First published in the 1970s, Vivian Gornick’s The Romance of American Communism was rereleased last month after being unavailable for several years. In celebration, we’ve delved into our archive to bring you just a few of the essays Gornick has written for Boston Review over the past two decades—with more available online.
Perhaps most well-known for her skills as a memoirist, the essays in today’s reading list put her gift for profiles on display. From Hannah Arendt to H. G. Wells, and Camus to Colette, Gornick uncovers the inner lives of her subjects, peeling away the outer layers that readers may be more familiar with to instead reveal their innermost contradictions.
Simone de Beauvoir’s relationship with her readers was a mutually demanding collaboration.
The “happily ever after” of marriage ruined the Tolstoys.
The cause of Camus's native countrymen moved him, yet he yearned helplessly toward the European culture that had formed him.
An interview with Vivian Gornick about the mother of anarchism.

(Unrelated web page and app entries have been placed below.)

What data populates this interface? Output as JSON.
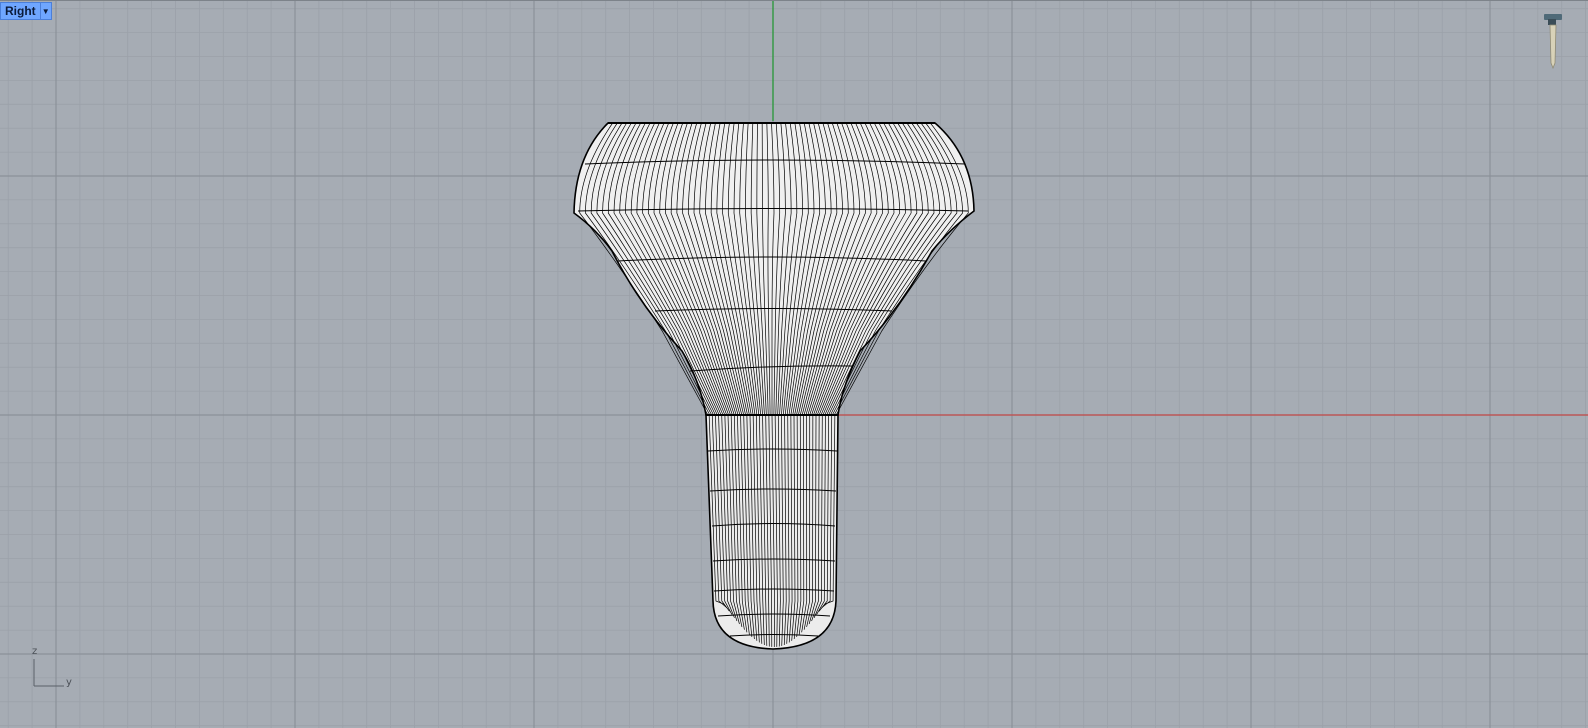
{
  "viewport": {
    "title": "Right",
    "menu_icon": "dropdown-arrow-icon",
    "pin_icon": "pushpin-icon",
    "axes": {
      "vertical": "z",
      "horizontal": "y"
    },
    "colors": {
      "background": "#a6acb4",
      "grid_minor": "#9ba1a9",
      "grid_major": "#8b9199",
      "axis_x": "#c44a4a",
      "axis_y": "#2a9a3a",
      "wire": "#000000"
    }
  }
}
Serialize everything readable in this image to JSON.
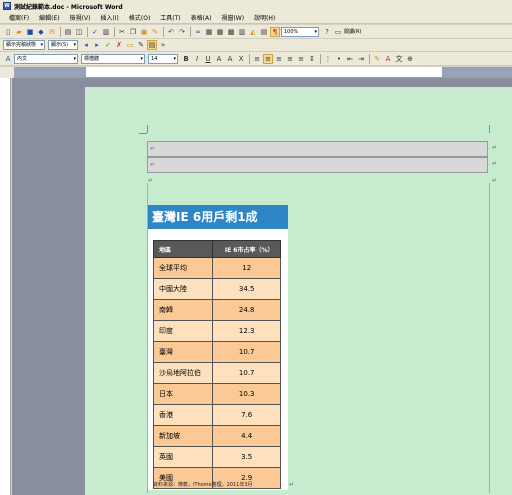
{
  "window": {
    "title": "測試紀錄範本.doc - Microsoft Word"
  },
  "menu": {
    "items": [
      "檔案(F)",
      "編輯(E)",
      "檢視(V)",
      "插入(I)",
      "格式(O)",
      "工具(T)",
      "表格(A)",
      "視窗(W)",
      "說明(H)"
    ]
  },
  "toolbar": {
    "zoom": "100%",
    "read_label": "閱讀(R)",
    "markup_dropdown": "顯示完稿狀態",
    "show_dropdown": "顯示(S)",
    "style_dropdown": "內文",
    "font_dropdown": "標楷體",
    "size_dropdown": "14"
  },
  "infographic": {
    "title": "臺灣IE 6用戶剩1成",
    "header_region": "地區",
    "header_share": "IE 6市占率（%）",
    "rows": [
      {
        "region": "全球平均",
        "share": "12"
      },
      {
        "region": "中國大陸",
        "share": "34.5"
      },
      {
        "region": "南韓",
        "share": "24.8"
      },
      {
        "region": "印度",
        "share": "12.3"
      },
      {
        "region": "臺灣",
        "share": "10.7"
      },
      {
        "region": "沙烏地阿拉伯",
        "share": "10.7"
      },
      {
        "region": "日本",
        "share": "10.3"
      },
      {
        "region": "香港",
        "share": "7.6"
      },
      {
        "region": "新加坡",
        "share": "4.4"
      },
      {
        "region": "英國",
        "share": "3.5"
      },
      {
        "region": "美國",
        "share": "2.9"
      }
    ],
    "source": "資料來源：微軟，iThome整理，2011年3月"
  },
  "colors": {
    "page": "#c7ebcf",
    "title_bg": "#2f86c7",
    "row_dark": "#fbc995",
    "row_light": "#fde0bd"
  }
}
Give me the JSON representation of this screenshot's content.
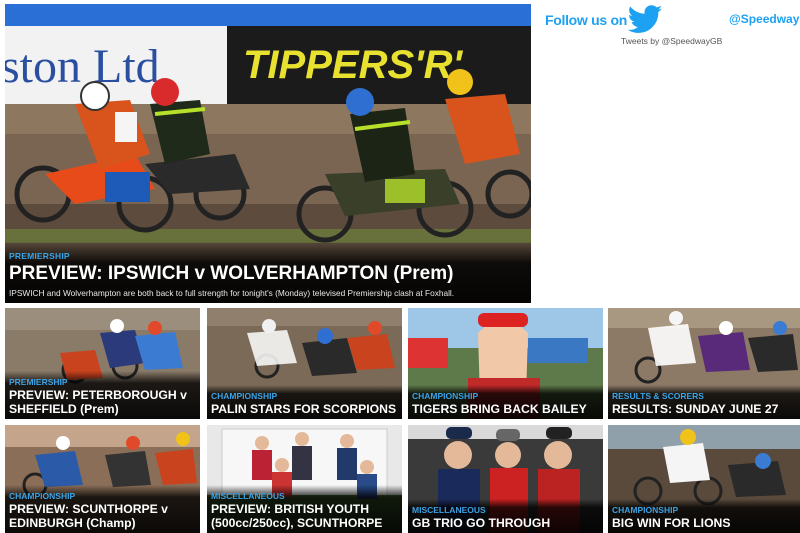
{
  "hero": {
    "category": "PREMIERSHIP",
    "title": "PREVIEW: IPSWICH v WOLVERHAMPTON (Prem)",
    "excerpt": "IPSWICH and Wolverhampton are both back to full strength for tonight's (Monday) televised Premiership clash at Foxhall.",
    "banner_left": "ston Ltd",
    "banner_right": "TIPPERS'R'"
  },
  "twitter": {
    "follow_label": "Follow us on",
    "handle": "@SpeedwayGB",
    "tweets_by": "Tweets by @SpeedwayGB",
    "icon": "twitter-bird-icon",
    "color": "#1da1f2"
  },
  "cards": [
    {
      "category": "PREMIERSHIP",
      "title": "PREVIEW: PETERBOROUGH v SHEFFIELD (Prem)"
    },
    {
      "category": "CHAMPIONSHIP",
      "title": "PALIN STARS FOR SCORPIONS"
    },
    {
      "category": "CHAMPIONSHIP",
      "title": "TIGERS BRING BACK BAILEY"
    },
    {
      "category": "RESULTS & SCORERS",
      "title": "RESULTS: SUNDAY JUNE 27"
    },
    {
      "category": "CHAMPIONSHIP",
      "title": "PREVIEW: SCUNTHORPE v EDINBURGH (Champ)"
    },
    {
      "category": "MISCELLANEOUS",
      "title": "PREVIEW: BRITISH YOUTH (500cc/250cc), SCUNTHORPE"
    },
    {
      "category": "MISCELLANEOUS",
      "title": "GB TRIO GO THROUGH"
    },
    {
      "category": "CHAMPIONSHIP",
      "title": "BIG WIN FOR LIONS"
    }
  ],
  "colors": {
    "category_blue": "#3ba3e6",
    "twitter_blue": "#1da1f2"
  }
}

The romantic obsessions of Colette, Simone de Beauvoir, and Marguerite Duras.